Saving Humanity One Place at a Time and Rebuilding the American Dream
On account of us being a democracy and run by the people, we are the only nation in the world that has to keep a government four years no matter what it does.
—Will Rogers, American Entertainer and Humorist
From reading the newspaper, watching television, or listening to the radio, it should be clear that the unsettling situation America finds itself in today has presented us with several conundrums. We are concerned about where our nation is headed, how to make a living, how to prepare for retirement, how to create a better life for our families today, and how to leave our posterity with an inheritance of economic opportunities.
The global economy has created more chaos and hardships than most of us have previously experienced. Not since the Great Depression have folks been so beleaguered by so many tumultuous problems. Even more devastating is the degradation of our main pillar of humanity, our core: the family unit. With the massive amount of unemployment and underemployment that has arisen in this perfect economic storm, many of us have burned through our benefit claims, extensions, and options. We face loss of income and also hope and self-dignity. These immense problems have made many of us rethink our values and dreams. In the worst of cases, we have given up the ideal of aspiring for a better life—not only for ourselves, but also for our children. The economic pressures are not the only problems in this perfect storm. We face burgeoning pressure from religious zealots who are not tolerant of religious differences. We face environmental calamities, both natural and man-made. In addition, the resources that we depend on to fuel our global economy, such as energy, are peaking in costs and diminishing in availability.
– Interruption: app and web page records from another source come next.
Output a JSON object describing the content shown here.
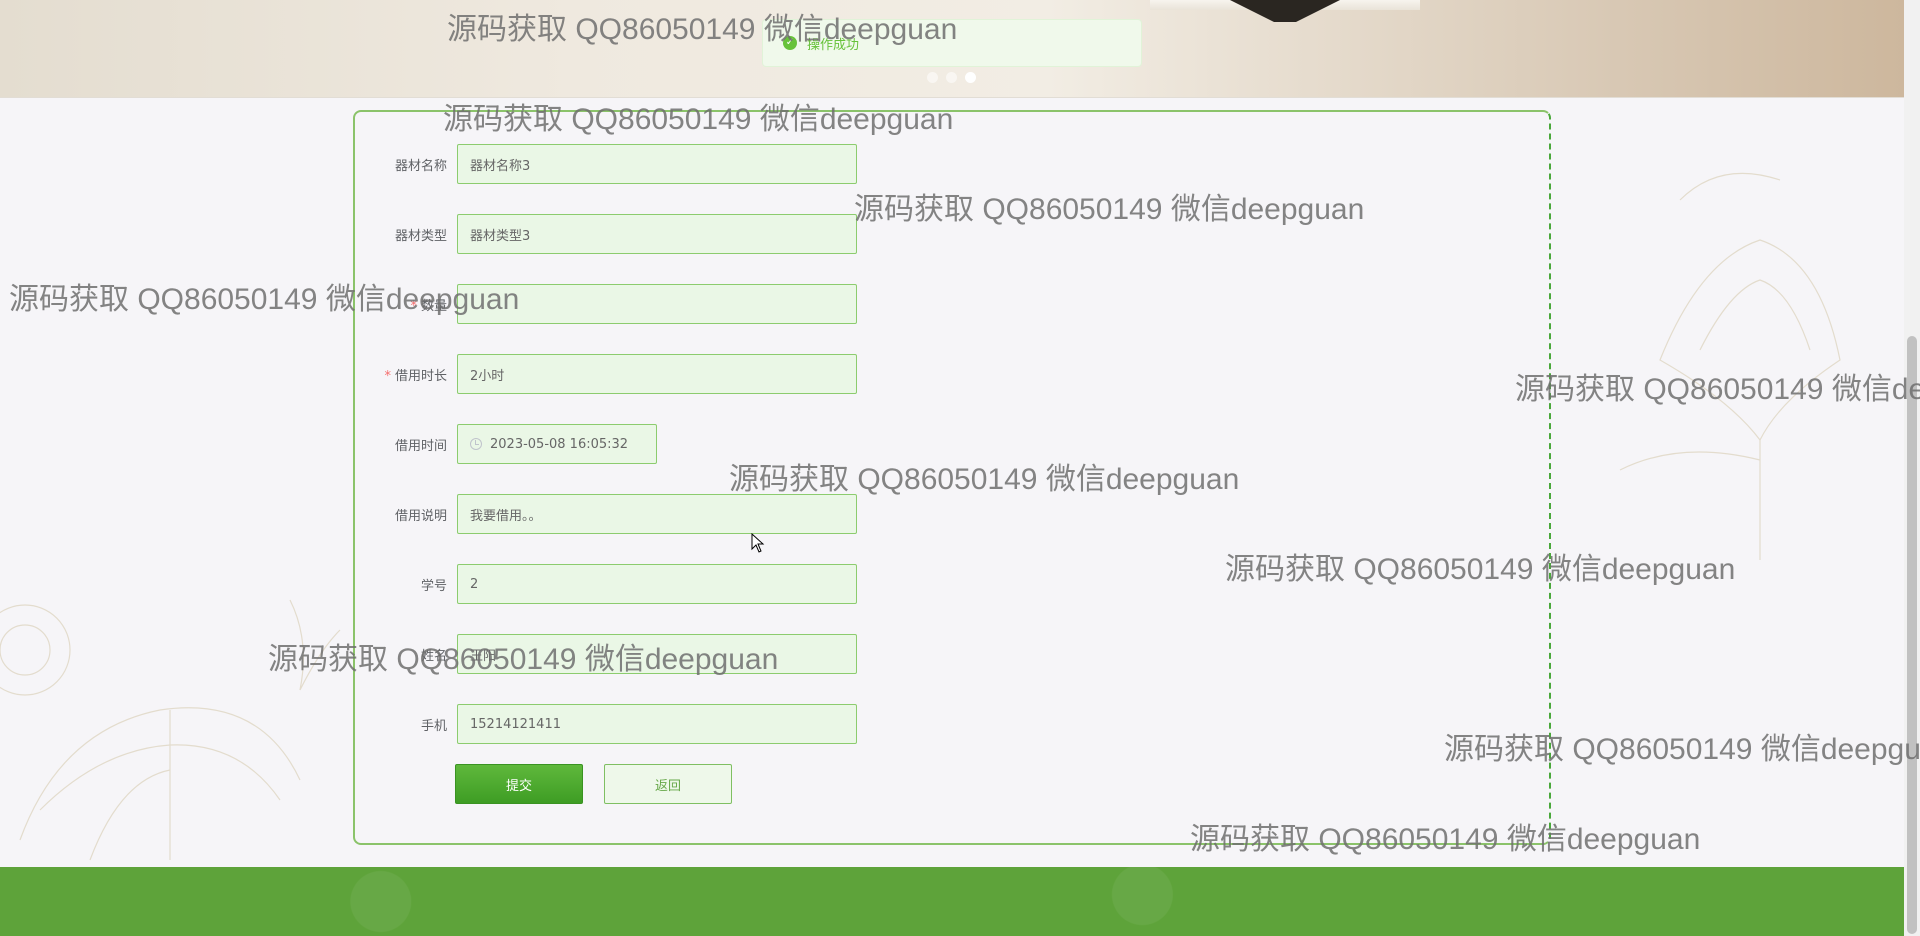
{
  "toast": {
    "message": "操作成功",
    "icon": "check-circle-icon"
  },
  "carousel": {
    "dot_count": 3,
    "active_index": 2
  },
  "form": {
    "fields": [
      {
        "label": "器材名称",
        "value": "器材名称3",
        "required": false
      },
      {
        "label": "器材类型",
        "value": "器材类型3",
        "required": false
      },
      {
        "label": "数量",
        "value": "",
        "required": true
      },
      {
        "label": "借用时长",
        "value": "2小时",
        "required": true
      },
      {
        "label": "借用时间",
        "value": "2023-05-08 16:05:32",
        "required": false
      },
      {
        "label": "借用说明",
        "value": "我要借用。。",
        "required": false
      },
      {
        "label": "学号",
        "value": "2",
        "required": false
      },
      {
        "label": "姓名",
        "value": "王阳",
        "required": false
      },
      {
        "label": "手机",
        "value": "15214121411",
        "required": false
      }
    ],
    "submit_label": "提交",
    "back_label": "返回"
  },
  "watermark": "源码获取 QQ86050149 微信deepguan",
  "colors": {
    "accent": "#67c23a",
    "footer": "#5ea33a",
    "field_bg": "#eaf7e6"
  }
}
To further frustrate and annoy our already overloaded psyches, we have a complete lack of trust in our governmental systems. People are weary of the either/or partisan politics and government’s failure to look out for our best interests. Many folks see the crazies and zealots at each end of the political spectrum as a gridlock that cannot be resolved. Our politicians continue paying more attention to the special interests that most folks feel helped create the economic chaos. The real and perceived corruption of those who claim to create the jobs, make the policies, and take our hard-earned money through taxes for governance have led us to distrust politicians. Along with our distrust of government, we distrust employers and other institutions, such as the media, banking, and health care organizations. The blame game is running rampant, and still no economic changes have taken hold to correct our course. We are quickly approaching the tipping point, and without a major overhaul, the American Dream could become a real-life nightmare. We could see the flow of money drying up, people losing their buying power, businesses folding at a record pace, and possible food rioting in the streets.
How am I different from other doomsayers? I feel that fear is not what inspires men and women to action; although it is helpful to recognize potential consequences, men and women must be inspired by higher motives than fear to rebuild a fractured economy and society. So more than simply pointing out the problems, The Next America contains solutions to troubles that beset us today. The Next America suggests that although inconvenient, we can rebuild our economy. We always have.
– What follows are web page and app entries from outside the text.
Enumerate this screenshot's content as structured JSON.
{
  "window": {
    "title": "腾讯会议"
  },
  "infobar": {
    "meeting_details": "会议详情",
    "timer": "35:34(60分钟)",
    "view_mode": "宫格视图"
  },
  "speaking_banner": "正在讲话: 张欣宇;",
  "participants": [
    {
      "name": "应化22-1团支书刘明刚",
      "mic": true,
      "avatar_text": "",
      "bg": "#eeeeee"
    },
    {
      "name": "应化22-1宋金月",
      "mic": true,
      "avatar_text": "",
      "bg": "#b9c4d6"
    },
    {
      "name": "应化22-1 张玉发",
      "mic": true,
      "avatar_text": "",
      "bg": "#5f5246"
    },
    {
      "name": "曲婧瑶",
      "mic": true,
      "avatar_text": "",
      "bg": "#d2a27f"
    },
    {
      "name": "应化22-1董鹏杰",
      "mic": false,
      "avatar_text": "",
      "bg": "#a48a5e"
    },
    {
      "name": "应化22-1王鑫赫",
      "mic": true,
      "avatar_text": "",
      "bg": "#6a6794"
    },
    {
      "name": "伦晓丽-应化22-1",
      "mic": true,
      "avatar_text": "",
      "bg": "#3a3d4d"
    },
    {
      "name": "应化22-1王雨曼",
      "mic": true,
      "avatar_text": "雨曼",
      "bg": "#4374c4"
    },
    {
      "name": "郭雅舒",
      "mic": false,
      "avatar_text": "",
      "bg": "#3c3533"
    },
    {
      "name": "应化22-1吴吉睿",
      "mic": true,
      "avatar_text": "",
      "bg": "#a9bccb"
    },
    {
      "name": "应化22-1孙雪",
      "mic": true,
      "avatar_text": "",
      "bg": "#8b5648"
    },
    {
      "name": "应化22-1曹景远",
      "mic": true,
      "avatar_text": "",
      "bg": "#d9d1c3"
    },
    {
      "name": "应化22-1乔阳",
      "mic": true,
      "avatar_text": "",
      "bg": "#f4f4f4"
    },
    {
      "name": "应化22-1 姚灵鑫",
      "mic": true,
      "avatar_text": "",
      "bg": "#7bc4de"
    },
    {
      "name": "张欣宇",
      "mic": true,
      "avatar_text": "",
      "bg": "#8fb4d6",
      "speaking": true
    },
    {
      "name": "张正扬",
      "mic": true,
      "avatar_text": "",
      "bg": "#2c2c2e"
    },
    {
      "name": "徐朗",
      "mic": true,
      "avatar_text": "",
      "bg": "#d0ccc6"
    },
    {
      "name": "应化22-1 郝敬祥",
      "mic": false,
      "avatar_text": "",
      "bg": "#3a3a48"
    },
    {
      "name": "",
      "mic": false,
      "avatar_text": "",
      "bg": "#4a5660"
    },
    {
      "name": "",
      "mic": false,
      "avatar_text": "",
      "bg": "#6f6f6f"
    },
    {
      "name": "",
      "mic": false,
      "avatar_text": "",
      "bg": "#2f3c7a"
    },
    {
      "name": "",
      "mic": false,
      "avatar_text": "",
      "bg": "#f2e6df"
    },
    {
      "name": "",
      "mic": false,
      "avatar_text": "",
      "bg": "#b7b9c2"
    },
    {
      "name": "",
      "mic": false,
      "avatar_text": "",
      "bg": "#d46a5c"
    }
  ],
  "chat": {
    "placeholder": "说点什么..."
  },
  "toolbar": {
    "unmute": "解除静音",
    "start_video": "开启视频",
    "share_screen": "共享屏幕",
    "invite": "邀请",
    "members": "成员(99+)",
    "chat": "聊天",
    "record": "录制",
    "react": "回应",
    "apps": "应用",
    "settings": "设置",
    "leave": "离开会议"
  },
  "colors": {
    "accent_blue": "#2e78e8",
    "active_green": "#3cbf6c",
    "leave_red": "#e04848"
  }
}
Rebuilding our society to be responsible for the future and to create economic opportunities today so we can support a sound and happy family core tomorrow must be the main objective. Humanity deserves to have access to quality education, affordable health care, economic opportunities, and recreational activities. Rebuilding our country to include these privileges comes with risks, but the risks of failure far outweigh the risks of not acting at all. Rebuilding does not require a shift to bigger government or a more socialistic government; rather, it requires a better, more honest government that is in tune with economic realities, moral convictions, and our spirit of capitalism.
It is good to remember that humankind makes its decisions based upon three sides of human nature: fear, greed, and natural honor or bravery; the decision-making process is additionally affected by the caliber of the moral compass an individual possesses and by his or her underlying belief in God’s own requirements of us all. If it were not for these counterbalances, our world would quickly revert to the dark ages of savagery and warlords. The recent corruption of our political systems threatens to undermine our common voice, a voice trying to make sure that all are treated equally and are equally able to pursue life, liberty, and happiness.
Three things prompt men to a regular discharge of their duty in time of action: natural bravery, hope of reward, and fear of punishment.
—George Washington, from a Letter to the President of Congress, February 9, 1776
In order to establish our collective best interests, we have to start at the grassroots level—within our own families, communities, and companies—and make strategic decisions about how to create the future we want not only for us but also for our children.
I have often discussed in my previous books my mantra that world-class communities of all shapes and sizes are possible today. World-class communities are not determined by population, geographic location, and/or availability of natural resources. They are created by the quality of the local community’s vision and the mind-set of the local leaders and decision-makers who set the policies that will determine the course of the community. Communities must focus on charting their own courses and investing in themselves; they must not wait for outside assistance. The communities that act locally will win globally in the twenty-first-century economy.
This book is for those communities.
Excerpted from "The Next America: Moving Beyond a Fragile Economy" by Don A. Holbrook. Copyright © 2011 by Don A. Holbrook. Excerpted by permission. All rights reserved. No part of this excerpt may be reproduced or reprinted without permission in writing from the publisher. Excerpts are provided solely for the personal use of visitors to this web site.